It’s really useful when your fiddle player is also a pianist. I’d never heard of Rowan Piggott when I first carried a double bass through Georgia’s door, but by the end of this year I think a lot of people will know his name. There’s his EFDSS-supported project about bees, Songhive, and his solo debut Mountscribe, both of which will be lauded if there’s any justice in the world. It’s on Must I Be Bound where you realise he’s actually a pianist by training. It’s so simple, but so effective. A real piano, again accompanied by the sound of the room it’s in; you can hear pedal noise as well as the wood burner if you listen hard enough.

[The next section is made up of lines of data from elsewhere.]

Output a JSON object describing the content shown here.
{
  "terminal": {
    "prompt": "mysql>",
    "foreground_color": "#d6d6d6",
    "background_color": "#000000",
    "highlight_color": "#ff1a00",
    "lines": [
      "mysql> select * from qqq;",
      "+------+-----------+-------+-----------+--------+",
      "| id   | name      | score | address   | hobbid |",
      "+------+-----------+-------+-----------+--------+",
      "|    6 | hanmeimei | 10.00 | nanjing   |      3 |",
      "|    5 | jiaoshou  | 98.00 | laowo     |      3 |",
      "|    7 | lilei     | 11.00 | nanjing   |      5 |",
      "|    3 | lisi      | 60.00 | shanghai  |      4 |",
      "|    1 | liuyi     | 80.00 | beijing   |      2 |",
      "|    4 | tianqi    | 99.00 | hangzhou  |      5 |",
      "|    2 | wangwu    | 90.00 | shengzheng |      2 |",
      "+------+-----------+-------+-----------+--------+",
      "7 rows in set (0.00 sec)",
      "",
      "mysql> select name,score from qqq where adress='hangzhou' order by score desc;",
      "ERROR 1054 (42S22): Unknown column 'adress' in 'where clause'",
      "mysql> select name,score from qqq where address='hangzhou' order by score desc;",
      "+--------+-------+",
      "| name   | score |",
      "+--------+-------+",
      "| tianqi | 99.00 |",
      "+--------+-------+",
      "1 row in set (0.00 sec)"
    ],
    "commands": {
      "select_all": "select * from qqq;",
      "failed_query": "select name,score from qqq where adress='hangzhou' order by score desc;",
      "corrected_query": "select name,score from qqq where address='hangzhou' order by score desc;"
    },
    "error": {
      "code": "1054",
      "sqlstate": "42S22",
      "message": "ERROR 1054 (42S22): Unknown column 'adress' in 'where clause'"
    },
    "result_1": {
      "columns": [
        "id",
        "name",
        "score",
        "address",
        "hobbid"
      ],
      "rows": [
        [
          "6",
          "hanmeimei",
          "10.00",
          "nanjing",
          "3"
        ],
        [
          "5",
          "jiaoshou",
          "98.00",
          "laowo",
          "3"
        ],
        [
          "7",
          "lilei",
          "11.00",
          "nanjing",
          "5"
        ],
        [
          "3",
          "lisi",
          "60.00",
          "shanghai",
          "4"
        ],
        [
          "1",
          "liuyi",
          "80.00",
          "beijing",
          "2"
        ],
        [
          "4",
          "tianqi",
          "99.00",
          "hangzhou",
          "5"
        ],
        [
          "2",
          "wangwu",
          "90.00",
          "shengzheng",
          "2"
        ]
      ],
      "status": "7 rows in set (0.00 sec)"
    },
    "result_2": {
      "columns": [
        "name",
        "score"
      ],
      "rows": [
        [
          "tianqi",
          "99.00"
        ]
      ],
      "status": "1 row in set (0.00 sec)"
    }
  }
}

I won’t put words in her mouth, but I think Georgia is grasping at some kind of dichotomy or dilemma. It’s a tug-of-war going on between the part of her that wants to dance and the part gripped by the emotional resonance, the real anger that these songs of women’s struggle, of abuse. We’re all in the game of finding something new in the old. Georgia is folding in all sorts of influences most of us didn’t consider. It can’t be overstated how great, how refreshing it is to meet someone whose goals are musical. I routinely meet aspiring professionals whose goals are mostly to do with their social media numbers. Georgia aspires to know more songs, to be a better singer. Rowan collects, publishes. Felix is sonic glue. Me? I’m mostly trying to keep up.
I’m immensely proud of this album for all sorts of reasons. Personally, because I learned a new instrument, a hard instrument, and played a few notes I’m happy with and a lot more that are perfectly adequate. Because I have a new group of talented friends who are growing and bonding and becoming a really great band. Because I’ve met a genuinely brilliant, terrifying, wild and untameable talent who loves folk music more than anyone I’ve ever met and is driven by an unquenchable thirst for more music, better music, for playing with her band.
It’s a privilege to be surrounded by people whose playing you enjoy. This is basically me gushing about how nice it is to be appreciated, and to be surrounded by people whose skill and instinct lines up in just the right way with yours that something ineffable happens. It’s a bit magic, and I’ve missed it.
You can buy Georgia’s album from all the usual places, but if you’d like to support independent music as best you can, here’s a link to my record label.
It’s been a little quiet around here, I know. I should be grateful that I’ve got plenty of work happening at the moment, which leaves little time for writing for fun. Still, I found time to put down some thoughts on the Ruth Moody gig I saw last month, and they’ve just surfaced over at theRSL.com.
Go, read, and then have a look around. Ryan and co are doing something rather special over there, and it remains an undiluted pleasure to count myself a small part of it.
I reviewed the eponymous Tender Mercies album at Ryan’s Smashing Life. It’s a great record, and an honour to write my first piece for RSL. Go and read it, then have a browse of everything else Ryan and co are doing. If you subscribe now, you’ll get his near-legendary end-of-year best of list, which never fails to unearth something that I’ve missed during the year.